The modern edition of the iconic Volkswagen model ceased production Wednesday, but people in Cuautepec on the outskirts of Mexico City still rely on the original no-frills version, praising it for its affordability, reparability and, most of all, its dexterity at handling the district’s steep streets.
High above the valley floor, where the notorious smog turns the surrounding hills into hazy silhouettes, the old-model compacts are popularly used as informal taxis for a place that lacks public transportation. The sputtering, bulbous, rear-engine cars popularly known as “vochos” are ever-present in Cuautepec, an obsession for some after production of the Type 1’s stopped in 2003 and the front-engine New Beetle failed to impress most locals.
“The new ones don’t get uphill, and the old ones can climb any incline without problem,” said taxi driver Adrian Martinez.
An exception is businessman David Alvarez, a resident of neighboring Mexico State who drives a 2008 New Beetle with a roll-down top. Though he has owned older Beetles and admits his newer version isn’t as ideal for hilly terrain, he likes the attention it draws.
“It’s an attractive car with a lot of personality,” Alvarez said. “It turns a lot of heads in the streets.”
For Mexico, the halt to Beetle production marks an end of an era. The VW factory in Puebla, southeast of the capital, had long been the only plant in the world still manufacturing classic Beetles and more recently became the only one left making modern ones.
At the plant Wednesday, the last of the 5,961 Final Edition versions of the Beetle — this one painted “stonewash blue,” according to the company — was rolled out under a confetti shower as a mariachi band sang the classic Mexican tune “Cielito Lindo.” It wasn’t for sale, destined instead for a museum.

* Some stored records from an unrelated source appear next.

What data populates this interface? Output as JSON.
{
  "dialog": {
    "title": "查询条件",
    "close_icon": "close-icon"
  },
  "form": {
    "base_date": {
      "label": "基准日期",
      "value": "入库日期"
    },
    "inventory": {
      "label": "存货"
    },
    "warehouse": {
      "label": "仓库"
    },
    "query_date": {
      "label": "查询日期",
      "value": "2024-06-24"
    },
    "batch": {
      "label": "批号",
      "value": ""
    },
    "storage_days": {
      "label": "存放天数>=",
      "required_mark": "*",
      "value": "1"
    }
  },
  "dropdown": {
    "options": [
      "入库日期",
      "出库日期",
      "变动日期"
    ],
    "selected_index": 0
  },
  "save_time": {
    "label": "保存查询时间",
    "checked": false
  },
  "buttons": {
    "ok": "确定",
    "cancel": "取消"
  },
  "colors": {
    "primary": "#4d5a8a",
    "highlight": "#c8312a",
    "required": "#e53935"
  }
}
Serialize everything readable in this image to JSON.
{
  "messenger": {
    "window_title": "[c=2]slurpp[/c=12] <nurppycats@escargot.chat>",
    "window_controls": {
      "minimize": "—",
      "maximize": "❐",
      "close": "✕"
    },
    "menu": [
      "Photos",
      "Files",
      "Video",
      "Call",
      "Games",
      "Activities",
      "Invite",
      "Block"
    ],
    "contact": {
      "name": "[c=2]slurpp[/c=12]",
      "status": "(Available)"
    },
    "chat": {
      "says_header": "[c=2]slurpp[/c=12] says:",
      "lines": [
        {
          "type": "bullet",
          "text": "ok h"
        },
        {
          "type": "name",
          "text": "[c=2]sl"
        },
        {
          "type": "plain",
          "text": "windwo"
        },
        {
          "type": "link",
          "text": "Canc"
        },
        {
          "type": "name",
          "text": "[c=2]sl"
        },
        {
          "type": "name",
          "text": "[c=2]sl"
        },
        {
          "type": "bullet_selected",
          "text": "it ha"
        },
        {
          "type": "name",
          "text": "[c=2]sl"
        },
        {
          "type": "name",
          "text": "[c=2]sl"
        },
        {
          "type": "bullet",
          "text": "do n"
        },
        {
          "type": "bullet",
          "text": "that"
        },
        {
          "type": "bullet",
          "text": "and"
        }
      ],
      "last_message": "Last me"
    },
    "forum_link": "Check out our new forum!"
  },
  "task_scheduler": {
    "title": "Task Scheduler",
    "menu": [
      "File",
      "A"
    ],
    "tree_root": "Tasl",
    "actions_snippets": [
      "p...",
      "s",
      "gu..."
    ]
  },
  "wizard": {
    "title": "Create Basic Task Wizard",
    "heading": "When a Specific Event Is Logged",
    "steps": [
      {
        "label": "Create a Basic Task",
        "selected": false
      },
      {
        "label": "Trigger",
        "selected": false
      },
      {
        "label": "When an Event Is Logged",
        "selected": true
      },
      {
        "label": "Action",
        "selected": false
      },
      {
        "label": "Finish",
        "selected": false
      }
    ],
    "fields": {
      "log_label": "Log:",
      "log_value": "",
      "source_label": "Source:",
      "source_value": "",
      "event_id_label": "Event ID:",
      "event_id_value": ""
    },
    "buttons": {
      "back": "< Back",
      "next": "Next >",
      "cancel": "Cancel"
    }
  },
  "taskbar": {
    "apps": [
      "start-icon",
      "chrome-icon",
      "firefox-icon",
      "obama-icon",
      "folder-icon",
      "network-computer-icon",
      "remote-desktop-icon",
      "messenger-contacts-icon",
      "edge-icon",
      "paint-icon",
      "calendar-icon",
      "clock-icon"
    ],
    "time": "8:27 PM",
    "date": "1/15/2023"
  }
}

Steffen Reiche, president of VW Mexico, said at the goodbye ceremony that while the Beetle won’t be manufactured anymore, it left its mark on the country.